All eligible voters will receive voting instructions along with a personal identification number (PIN) in the mail from BallotPoint, an independent company that will oversee the election. In order to receive your voting packet from BallotPoint, you MUST be a member in good standing by October 5.

How can I find out if I’m a member in good standing, so I can vote? I thought I was a member in good standing during the vote earlier this year, but did not receive a ballot in the mail.

Check with your Local union officers. You can find contact information for your Local here. The last day to check with your Local to ensure that BallotPoint has your address and you receive a ballot in the mail is October 5.

But what if I don't contact my Local by October 5—does that mean I can't vote at all?

No, but it means you will not receive a ballot and information in the mail. You can still vote if you are a member in good standing by October 30, when all the member information must be in the BallotPoint system. Contact your Local as soon as possible—before October 5 is best. If you miss the October 5 deadline, an officer at your Local can still provide you with information about voting, as long as you make contact with your Local by October 30.

Who counts the votes?

BallotPoint, an independent company, counts all the votes.

If I don’t vote at all, is it a "no" or "yes" vote?

If you don't vote at all, your vote is simply not counted. The majority of the members that actually vote will determine if the contract is ratified.

How soon will I be able to see the results?

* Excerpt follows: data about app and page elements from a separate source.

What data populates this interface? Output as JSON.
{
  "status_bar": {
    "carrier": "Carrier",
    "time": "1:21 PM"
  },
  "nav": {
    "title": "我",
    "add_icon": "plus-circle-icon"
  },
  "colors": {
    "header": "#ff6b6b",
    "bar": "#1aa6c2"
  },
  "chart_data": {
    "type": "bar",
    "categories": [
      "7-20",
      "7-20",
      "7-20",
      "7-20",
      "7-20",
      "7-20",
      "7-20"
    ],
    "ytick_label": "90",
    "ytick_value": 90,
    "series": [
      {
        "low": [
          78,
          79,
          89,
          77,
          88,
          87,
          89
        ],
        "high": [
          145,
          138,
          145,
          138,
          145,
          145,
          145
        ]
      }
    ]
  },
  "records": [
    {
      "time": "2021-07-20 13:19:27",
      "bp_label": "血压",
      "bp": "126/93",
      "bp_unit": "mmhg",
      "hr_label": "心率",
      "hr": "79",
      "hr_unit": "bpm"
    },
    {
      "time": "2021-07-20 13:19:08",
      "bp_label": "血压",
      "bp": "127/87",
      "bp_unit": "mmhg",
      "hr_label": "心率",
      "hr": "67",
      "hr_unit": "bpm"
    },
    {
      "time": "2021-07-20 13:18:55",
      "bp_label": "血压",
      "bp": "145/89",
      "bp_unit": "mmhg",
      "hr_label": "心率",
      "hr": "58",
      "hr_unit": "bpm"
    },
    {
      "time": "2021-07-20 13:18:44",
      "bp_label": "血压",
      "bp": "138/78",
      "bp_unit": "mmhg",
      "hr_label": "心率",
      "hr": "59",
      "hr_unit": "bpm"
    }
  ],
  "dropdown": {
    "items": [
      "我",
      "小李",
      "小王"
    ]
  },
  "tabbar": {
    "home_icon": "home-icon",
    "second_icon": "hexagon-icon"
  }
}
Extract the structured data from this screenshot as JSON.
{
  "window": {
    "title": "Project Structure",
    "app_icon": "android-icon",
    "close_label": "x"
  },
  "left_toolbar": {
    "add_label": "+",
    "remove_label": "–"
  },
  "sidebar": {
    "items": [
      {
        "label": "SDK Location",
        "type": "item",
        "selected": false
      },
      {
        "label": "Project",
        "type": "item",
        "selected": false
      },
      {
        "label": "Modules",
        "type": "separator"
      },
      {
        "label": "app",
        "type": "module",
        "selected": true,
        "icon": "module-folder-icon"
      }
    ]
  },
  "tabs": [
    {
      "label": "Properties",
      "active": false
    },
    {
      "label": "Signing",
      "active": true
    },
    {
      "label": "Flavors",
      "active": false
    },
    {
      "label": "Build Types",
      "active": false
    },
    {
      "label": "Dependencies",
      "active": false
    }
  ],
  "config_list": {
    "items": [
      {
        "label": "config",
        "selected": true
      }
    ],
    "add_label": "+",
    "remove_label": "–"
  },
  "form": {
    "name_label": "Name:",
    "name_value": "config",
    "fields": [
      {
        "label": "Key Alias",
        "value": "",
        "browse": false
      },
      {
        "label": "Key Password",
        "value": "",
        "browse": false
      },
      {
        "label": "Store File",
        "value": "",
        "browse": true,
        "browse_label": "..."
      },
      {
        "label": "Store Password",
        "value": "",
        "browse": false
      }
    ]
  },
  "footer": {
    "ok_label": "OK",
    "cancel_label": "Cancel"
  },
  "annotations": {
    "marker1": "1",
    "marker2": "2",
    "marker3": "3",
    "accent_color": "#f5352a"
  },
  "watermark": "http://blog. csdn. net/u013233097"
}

CWA will publish the results on our website and Facebook as soon as the voting is complete on November 2, 2018.